**TASK BRIEF**
The answer must be every line of the records below that holds the word "AUDJPY".

---

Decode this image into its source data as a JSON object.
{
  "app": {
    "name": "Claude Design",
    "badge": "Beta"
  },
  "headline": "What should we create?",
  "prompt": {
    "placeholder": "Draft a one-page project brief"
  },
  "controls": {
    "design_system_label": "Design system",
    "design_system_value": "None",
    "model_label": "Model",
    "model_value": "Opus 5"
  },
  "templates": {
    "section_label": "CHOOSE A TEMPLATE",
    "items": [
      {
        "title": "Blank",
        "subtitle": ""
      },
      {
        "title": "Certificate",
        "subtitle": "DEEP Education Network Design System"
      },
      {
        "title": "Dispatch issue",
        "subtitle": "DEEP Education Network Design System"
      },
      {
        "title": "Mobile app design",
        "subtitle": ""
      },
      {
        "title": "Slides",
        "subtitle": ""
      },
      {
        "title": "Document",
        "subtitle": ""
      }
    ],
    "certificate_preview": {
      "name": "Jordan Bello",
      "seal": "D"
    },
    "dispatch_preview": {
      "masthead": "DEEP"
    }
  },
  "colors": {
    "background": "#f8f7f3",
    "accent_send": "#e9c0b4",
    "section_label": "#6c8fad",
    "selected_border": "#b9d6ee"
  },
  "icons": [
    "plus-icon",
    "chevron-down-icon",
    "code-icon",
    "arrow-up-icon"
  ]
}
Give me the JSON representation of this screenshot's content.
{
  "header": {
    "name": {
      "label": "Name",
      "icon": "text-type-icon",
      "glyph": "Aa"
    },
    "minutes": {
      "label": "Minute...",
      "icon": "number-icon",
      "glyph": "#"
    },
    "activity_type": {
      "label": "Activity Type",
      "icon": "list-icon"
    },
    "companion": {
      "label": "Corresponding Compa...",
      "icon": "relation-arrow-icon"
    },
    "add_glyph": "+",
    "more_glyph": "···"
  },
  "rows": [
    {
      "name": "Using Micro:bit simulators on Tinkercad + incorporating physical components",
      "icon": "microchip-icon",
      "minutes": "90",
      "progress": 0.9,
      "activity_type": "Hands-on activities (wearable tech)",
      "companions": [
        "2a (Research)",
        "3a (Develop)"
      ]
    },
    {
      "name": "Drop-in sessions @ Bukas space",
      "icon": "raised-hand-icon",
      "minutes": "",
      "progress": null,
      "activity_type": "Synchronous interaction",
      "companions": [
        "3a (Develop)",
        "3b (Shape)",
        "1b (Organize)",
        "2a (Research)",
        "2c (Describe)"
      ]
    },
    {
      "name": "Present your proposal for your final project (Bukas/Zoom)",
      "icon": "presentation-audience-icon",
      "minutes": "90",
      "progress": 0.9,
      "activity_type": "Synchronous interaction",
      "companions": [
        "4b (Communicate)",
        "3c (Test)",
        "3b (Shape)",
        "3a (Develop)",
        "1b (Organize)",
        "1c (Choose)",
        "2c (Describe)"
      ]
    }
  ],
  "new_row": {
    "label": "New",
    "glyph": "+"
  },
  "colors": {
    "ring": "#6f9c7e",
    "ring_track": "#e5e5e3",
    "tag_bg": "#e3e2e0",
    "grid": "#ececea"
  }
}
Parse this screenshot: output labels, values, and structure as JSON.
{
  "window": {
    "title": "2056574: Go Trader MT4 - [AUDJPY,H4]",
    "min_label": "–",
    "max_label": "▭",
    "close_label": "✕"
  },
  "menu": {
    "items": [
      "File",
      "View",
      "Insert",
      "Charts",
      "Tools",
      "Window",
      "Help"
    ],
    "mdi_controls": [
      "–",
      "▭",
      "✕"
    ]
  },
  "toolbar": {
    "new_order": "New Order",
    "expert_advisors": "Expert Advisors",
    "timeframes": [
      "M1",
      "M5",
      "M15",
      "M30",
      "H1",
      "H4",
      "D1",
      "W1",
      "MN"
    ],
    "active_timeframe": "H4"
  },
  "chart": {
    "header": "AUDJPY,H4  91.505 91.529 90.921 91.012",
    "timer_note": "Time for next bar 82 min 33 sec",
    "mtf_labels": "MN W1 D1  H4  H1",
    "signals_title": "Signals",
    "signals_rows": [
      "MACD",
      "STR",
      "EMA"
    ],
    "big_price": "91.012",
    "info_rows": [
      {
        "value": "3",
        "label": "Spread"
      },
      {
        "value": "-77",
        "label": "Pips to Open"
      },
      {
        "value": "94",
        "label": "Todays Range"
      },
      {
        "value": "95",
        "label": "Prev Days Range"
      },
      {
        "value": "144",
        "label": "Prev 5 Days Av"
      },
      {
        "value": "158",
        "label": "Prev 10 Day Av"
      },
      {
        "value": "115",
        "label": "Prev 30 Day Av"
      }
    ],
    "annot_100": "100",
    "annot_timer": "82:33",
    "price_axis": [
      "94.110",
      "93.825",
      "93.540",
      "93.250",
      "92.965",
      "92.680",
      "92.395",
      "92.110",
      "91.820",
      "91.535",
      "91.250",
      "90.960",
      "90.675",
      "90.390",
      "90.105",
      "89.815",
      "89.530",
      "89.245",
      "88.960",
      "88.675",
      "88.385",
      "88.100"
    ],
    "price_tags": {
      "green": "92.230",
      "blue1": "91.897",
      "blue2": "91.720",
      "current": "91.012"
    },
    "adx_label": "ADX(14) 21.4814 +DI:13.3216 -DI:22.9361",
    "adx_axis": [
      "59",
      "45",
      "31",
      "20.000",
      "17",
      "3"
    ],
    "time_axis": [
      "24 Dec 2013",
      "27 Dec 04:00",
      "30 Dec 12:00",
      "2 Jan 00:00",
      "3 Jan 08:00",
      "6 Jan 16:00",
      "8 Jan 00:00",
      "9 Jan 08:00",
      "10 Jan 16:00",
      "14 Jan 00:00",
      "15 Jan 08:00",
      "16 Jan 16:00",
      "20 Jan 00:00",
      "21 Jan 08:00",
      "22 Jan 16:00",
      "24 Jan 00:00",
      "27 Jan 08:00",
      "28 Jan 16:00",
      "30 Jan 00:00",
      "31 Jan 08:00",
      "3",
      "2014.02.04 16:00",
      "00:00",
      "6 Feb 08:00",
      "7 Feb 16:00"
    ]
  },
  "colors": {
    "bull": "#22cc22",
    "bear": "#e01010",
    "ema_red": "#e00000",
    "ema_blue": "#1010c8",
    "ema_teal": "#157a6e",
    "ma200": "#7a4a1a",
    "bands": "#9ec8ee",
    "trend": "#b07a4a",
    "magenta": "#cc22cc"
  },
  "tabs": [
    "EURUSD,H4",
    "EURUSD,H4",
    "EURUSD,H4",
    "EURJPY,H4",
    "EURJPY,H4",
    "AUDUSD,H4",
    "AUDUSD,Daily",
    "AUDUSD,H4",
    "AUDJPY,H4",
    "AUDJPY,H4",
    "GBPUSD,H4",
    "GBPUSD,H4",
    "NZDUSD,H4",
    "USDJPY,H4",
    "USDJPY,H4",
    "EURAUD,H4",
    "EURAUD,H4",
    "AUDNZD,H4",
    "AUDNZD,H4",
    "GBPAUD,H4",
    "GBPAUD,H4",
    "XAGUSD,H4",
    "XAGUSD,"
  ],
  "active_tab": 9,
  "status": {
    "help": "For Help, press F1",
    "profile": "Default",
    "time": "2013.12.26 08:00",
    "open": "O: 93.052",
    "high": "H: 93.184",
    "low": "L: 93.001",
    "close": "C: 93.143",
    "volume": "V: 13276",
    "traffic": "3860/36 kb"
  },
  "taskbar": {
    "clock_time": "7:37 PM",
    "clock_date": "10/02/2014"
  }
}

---

**RESULT**
    "title": "2056574: Go Trader MT4 - [AUDJPY,H4]",
    "header": "AUDJPY,H4  91.505 91.529 90.921 91.012",
    "AUDJPY,H4",
    "AUDJPY,H4",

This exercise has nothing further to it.